Alarmism is excessive or exaggerated alarm about a real or imagined threat, such as the increases in deaths from an infectious disease. In the news media, alarmism can be a form of yellow journalism where reports sensationalise a story to exaggerate small risks.
They may also be seeking to preserve feelings of omnipotence by generating anxiety and concern in others.
The charge of alarmism can of course be used to discredit a legitimate warning, as when Churchill was widely dismissed as an alarmist in the 1930s.
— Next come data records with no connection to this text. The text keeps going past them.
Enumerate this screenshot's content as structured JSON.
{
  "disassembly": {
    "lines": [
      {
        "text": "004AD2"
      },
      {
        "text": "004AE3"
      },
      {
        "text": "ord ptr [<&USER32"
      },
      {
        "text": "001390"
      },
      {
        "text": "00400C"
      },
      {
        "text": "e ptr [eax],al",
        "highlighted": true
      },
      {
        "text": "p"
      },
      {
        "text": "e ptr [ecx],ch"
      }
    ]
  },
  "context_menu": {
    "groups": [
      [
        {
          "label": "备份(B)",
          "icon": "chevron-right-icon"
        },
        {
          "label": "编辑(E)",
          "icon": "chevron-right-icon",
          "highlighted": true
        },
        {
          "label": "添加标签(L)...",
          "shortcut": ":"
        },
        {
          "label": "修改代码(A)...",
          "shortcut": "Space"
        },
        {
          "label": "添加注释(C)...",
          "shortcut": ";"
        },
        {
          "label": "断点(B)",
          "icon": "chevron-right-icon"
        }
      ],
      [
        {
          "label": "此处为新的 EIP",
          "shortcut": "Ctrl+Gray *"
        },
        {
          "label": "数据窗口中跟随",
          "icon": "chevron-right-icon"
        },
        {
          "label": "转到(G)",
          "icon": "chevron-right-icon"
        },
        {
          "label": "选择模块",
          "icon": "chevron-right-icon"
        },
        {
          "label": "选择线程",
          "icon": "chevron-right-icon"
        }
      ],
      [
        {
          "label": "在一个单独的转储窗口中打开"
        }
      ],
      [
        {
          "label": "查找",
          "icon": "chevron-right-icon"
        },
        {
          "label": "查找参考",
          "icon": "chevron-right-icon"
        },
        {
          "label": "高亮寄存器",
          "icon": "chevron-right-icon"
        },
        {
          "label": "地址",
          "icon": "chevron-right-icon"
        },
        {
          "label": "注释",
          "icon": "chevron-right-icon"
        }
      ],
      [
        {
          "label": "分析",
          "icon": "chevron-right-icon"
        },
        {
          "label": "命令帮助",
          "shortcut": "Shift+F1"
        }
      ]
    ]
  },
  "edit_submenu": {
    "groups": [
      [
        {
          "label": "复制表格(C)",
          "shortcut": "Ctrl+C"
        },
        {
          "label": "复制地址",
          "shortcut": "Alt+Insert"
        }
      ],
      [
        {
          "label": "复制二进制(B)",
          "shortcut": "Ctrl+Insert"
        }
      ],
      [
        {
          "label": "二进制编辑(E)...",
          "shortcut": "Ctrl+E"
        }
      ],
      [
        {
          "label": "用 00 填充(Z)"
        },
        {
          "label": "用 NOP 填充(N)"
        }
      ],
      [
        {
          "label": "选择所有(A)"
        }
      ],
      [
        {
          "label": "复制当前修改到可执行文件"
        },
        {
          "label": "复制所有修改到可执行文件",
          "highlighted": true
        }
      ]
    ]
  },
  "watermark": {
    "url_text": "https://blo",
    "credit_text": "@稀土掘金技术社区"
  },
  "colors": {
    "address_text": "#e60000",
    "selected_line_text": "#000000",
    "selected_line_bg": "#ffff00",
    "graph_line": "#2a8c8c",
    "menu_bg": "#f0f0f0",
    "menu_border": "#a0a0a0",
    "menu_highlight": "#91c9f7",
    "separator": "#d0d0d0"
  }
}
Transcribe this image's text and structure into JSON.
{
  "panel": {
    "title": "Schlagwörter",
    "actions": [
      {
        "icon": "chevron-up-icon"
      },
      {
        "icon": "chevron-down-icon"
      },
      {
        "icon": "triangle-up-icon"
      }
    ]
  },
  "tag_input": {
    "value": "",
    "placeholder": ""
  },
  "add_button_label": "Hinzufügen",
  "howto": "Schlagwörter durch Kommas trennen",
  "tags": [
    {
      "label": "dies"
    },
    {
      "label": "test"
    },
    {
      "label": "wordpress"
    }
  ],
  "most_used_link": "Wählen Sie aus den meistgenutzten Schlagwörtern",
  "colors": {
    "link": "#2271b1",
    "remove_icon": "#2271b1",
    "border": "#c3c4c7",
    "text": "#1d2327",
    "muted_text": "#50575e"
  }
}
- 2009 flu pandemic
- 2012 phenomenon
- Cassandra complex
- Climate change alarmism
- Culture of fear (fear and anxiety in public discourse)
- False alarm
- Fear mongering
- Hypochondriasis (excessive fear of illness and physical harm)
- Mass hysteria (public fear in large populations)
- Moral panic (threat to societal values)
- Scaremongering (use of fear to influence the opinions)
- Sociology of disaster (a special branch of sociology)
- The Boy Who Cried Wolf (the fable of Aesop)
- The Sky Is Falling (the fable of Chicken Little)
- David Murray, Joel Schwartz (May 25, 2008), "Alarmism is an infectious disease", Society, 34 (4): 35, doi:10.1007/BF02912206
- "The Risk of Poor Coverage of Risk". Columbia Journalism Review.
- P. Gilbert, Overcoming Depression (1999) p. 88-90
- T. Pitt-Aikens, Loss of the Good Authority (1989) p. 99
- M. Makovsky, Churchill's Promised Land (2007) p. 140-1
- Panic Watch - Lists and blogs concerning media panic, health scares, paranoia, and conspiracy theories